It turns so quick
Last round I wrote something incomprehensible about momentum shifts in the playoffs. I don't quite remember it, and am loathe to read it again, but I think the gist was this: two games counts as a trend, unless it's contradicted. Then it goes right to being a self-exhausting fluke.
When it comes to matters of the heart, sometimes all it takes is a single game.
With Joey Johnson in street clothes and the Suns/Mavs series suddenly very, very interesting (as opposed to merely entertaining), we're seeing a shift in interpretational momentum unlike any other this post-season. The Suns aren't just a dominant team missing a key player. Instead, they've become an imperfect, inspired creation trying to mend itself on the fly, through something we can only consider heroism. As mighty as they are, the Suns also have enough personality, heart, and unlikeliness that they can easily assume the role of the dynamic underdog. The fearless, free-thinking floor general; man-child putting the world on notice; do-it-all meteorite; two well-rounded, tough, creative, very likable young guards finding their discipline and their game within what a game plan that could have let to utter chaos; and the coach, a drawling league outsider who went against conventional wisdom and had the last modest, knee-slapping laugh. Versus a team pretty much made of veterans assembled to win a title.
Is Jim Jackson the answer? Not Jim Jackson the malcontent, the journeyman, the NBA's equivalent of that useful piece of furniture that belongs to everyone and no one.
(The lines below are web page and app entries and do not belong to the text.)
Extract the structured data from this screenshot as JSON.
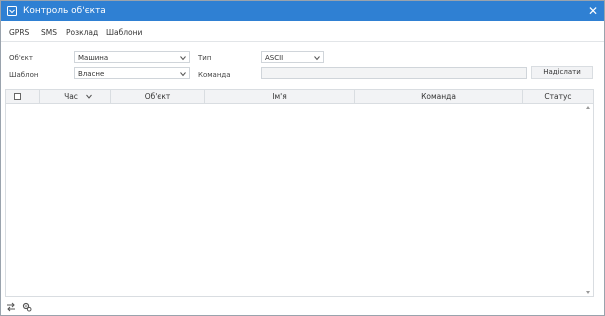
{
  "window": {
    "title": "Контроль об'єкта",
    "accent_color": "#2f80d3"
  },
  "tabs": [
    {
      "label": "GPRS"
    },
    {
      "label": "SMS"
    },
    {
      "label": "Розклад"
    },
    {
      "label": "Шаблони"
    }
  ],
  "form": {
    "object_label": "Об'єкт",
    "object_value": "Машина",
    "type_label": "Тип",
    "type_value": "ASCII",
    "template_label": "Шаблон",
    "template_value": "Власне",
    "command_label": "Команда",
    "command_value": "",
    "send_label": "Надіслати"
  },
  "grid": {
    "columns": [
      "",
      "Час",
      "Об'єкт",
      "Ім'я",
      "Команда",
      "Статус"
    ],
    "rows": []
  },
  "icons": {
    "window": "monitor-icon",
    "close": "close-icon",
    "sort": "chevron-down-icon",
    "footer": [
      "swap-arrows-icon",
      "gears-icon"
    ]
  }
}
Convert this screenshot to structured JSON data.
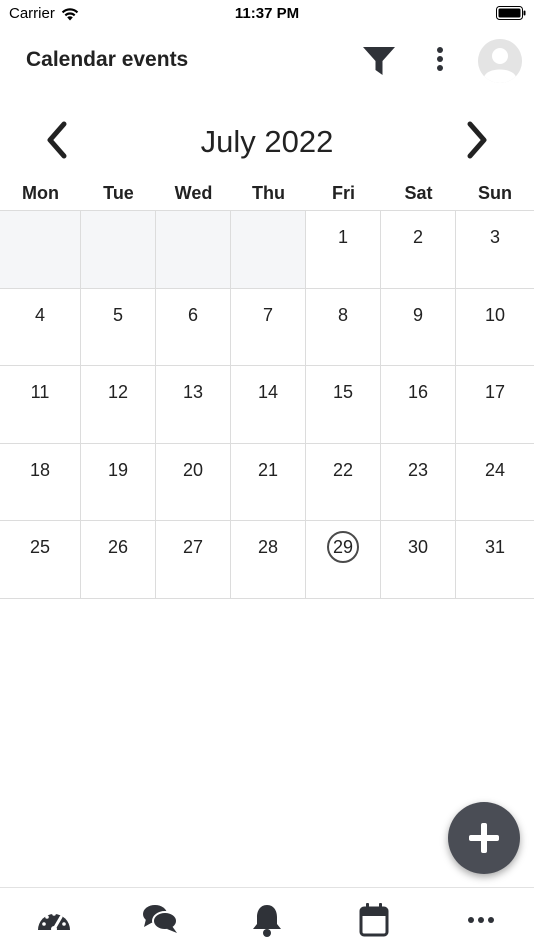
{
  "status_bar": {
    "carrier": "Carrier",
    "time": "11:37 PM"
  },
  "header": {
    "title": "Calendar events",
    "icons": [
      "filter-icon",
      "more-vertical-icon",
      "avatar-placeholder-icon"
    ]
  },
  "calendar": {
    "month_title": "July 2022",
    "weekdays": [
      "Mon",
      "Tue",
      "Wed",
      "Thu",
      "Fri",
      "Sat",
      "Sun"
    ],
    "weeks": [
      [
        "",
        "",
        "",
        "",
        "1",
        "2",
        "3"
      ],
      [
        "4",
        "5",
        "6",
        "7",
        "8",
        "9",
        "10"
      ],
      [
        "11",
        "12",
        "13",
        "14",
        "15",
        "16",
        "17"
      ],
      [
        "18",
        "19",
        "20",
        "21",
        "22",
        "23",
        "24"
      ],
      [
        "25",
        "26",
        "27",
        "28",
        "29",
        "30",
        "31"
      ]
    ],
    "today": "29"
  },
  "tabs": [
    "dashboard-icon",
    "chat-icon",
    "bell-icon",
    "calendar-icon",
    "more-horizontal-icon"
  ],
  "colors": {
    "fab": "#4a4d55",
    "grid_line": "#dcdcdc",
    "empty_cell": "#f5f6f8",
    "icon": "#2f3238"
  }
}
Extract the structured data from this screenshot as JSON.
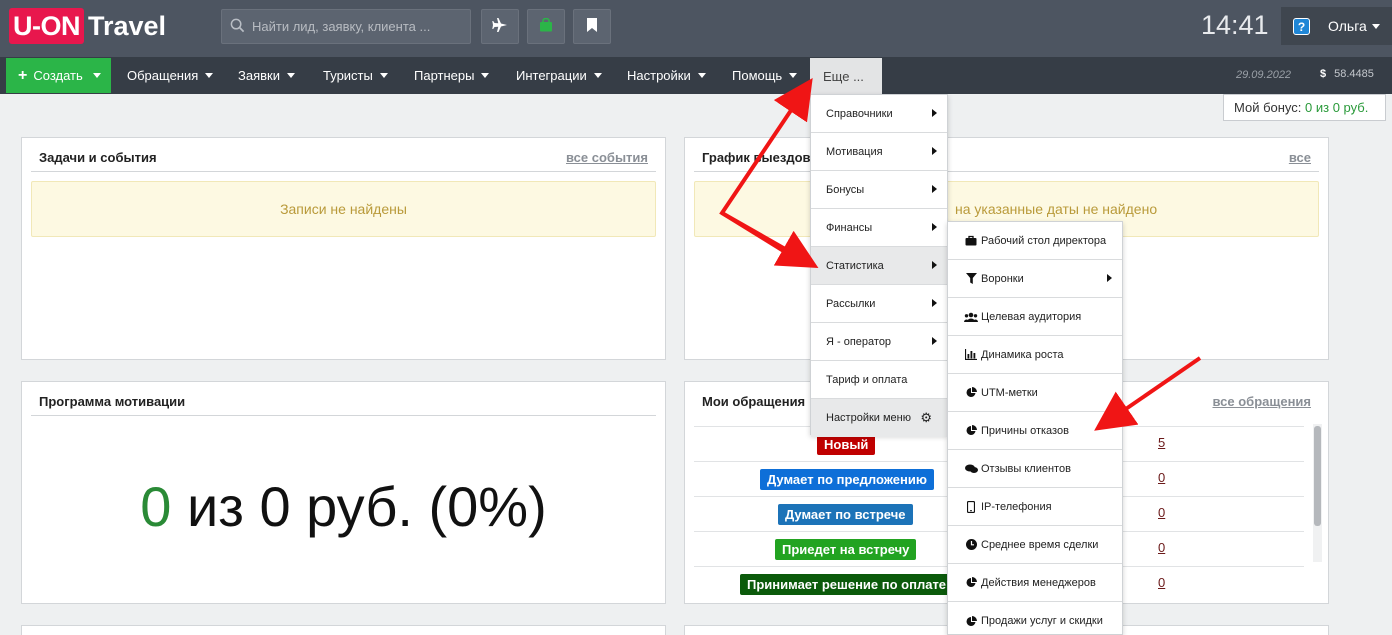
{
  "header": {
    "logo_main": "U-ON",
    "logo_sub": "Travel",
    "search_placeholder": "Найти лид, заявку, клиента ...",
    "clock": "14:41",
    "user_name": "Ольга",
    "help_icon_label": "?"
  },
  "nav": {
    "create_label": "Создать",
    "items": [
      "Обращения",
      "Заявки",
      "Туристы",
      "Партнеры",
      "Интеграции",
      "Настройки",
      "Помощь"
    ],
    "more_label": "Еще ...",
    "date": "29.09.2022",
    "currency_symbol": "$",
    "rate": "58.4485"
  },
  "bonus": {
    "label": "Мой бонус:",
    "value": "0 из 0 руб."
  },
  "panels": {
    "tasks": {
      "title": "Задачи и события",
      "link": "все события",
      "empty": "Записи не найдены"
    },
    "trips": {
      "title": "График выездов",
      "link": "все",
      "empty": "на указанные даты не найдено"
    },
    "motivation": {
      "title": "Программа мотивации",
      "value_highlight": "0",
      "value_rest": " из 0 руб. (0%)"
    },
    "requests": {
      "title": "Мои обращения",
      "link": "все обращения",
      "rows": [
        {
          "status": "Новый",
          "count": "5",
          "color": "#c00000"
        },
        {
          "status": "Думает по предложению",
          "count": "0",
          "color": "#0e6fd8"
        },
        {
          "status": "Думает по встрече",
          "count": "0",
          "color": "#1c73b8"
        },
        {
          "status": "Приедет на встречу",
          "count": "0",
          "color": "#22a321"
        },
        {
          "status": "Принимает решение по оплате",
          "count": "0",
          "color": "#0b5a0b"
        }
      ]
    }
  },
  "menu_more": [
    "Справочники",
    "Мотивация",
    "Бонусы",
    "Финансы",
    "Статистика",
    "Рассылки",
    "Я - оператор",
    "Тариф и оплата",
    "Настройки меню"
  ],
  "menu_statistics": [
    {
      "label": "Рабочий стол директора",
      "icon": "briefcase-icon"
    },
    {
      "label": "Воронки",
      "icon": "filter-icon"
    },
    {
      "label": "Целевая аудитория",
      "icon": "users-icon"
    },
    {
      "label": "Динамика роста",
      "icon": "bar-chart-icon"
    },
    {
      "label": "UTM-метки",
      "icon": "pie-chart-icon"
    },
    {
      "label": "Причины отказов",
      "icon": "pie-chart-icon"
    },
    {
      "label": "Отзывы клиентов",
      "icon": "comments-icon"
    },
    {
      "label": "IP-телефония",
      "icon": "phone-icon"
    },
    {
      "label": "Среднее время сделки",
      "icon": "clock-icon"
    },
    {
      "label": "Действия менеджеров",
      "icon": "pie-chart-icon"
    },
    {
      "label": "Продажи услуг и скидки",
      "icon": "pie-chart-icon"
    }
  ]
}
This time, Jackson is not a luxury item--a bench player that would be starting anywhere else--but a semi-tarnished figure looking to redeem himself by proving that he can be the key to a late season shake-up that the Suns had to be praying to never see. Jim Jackson, the rebirth. The Suns, a crazy, bounding airplane who need the recovering alcoholic pilot, disgraced and reduced to flying for Jet Blue, to show he's still got it. Yes, I do believe we have a storyline on our hands.
But it's not about the Mavs challenging the formerly unstoppable Suns. Instead, it's the Suns proving their humanity, making us love them for more than their highlight potential. They might not win it all, maybe even not this series. But we won't call them a disappointment if they flop, like the Kings and Mavs (once) were. We'll be able to call it a ride that was its own, "I love this game" kind of thrill. The kind of thing that makes me want to type up on this blog in the first place.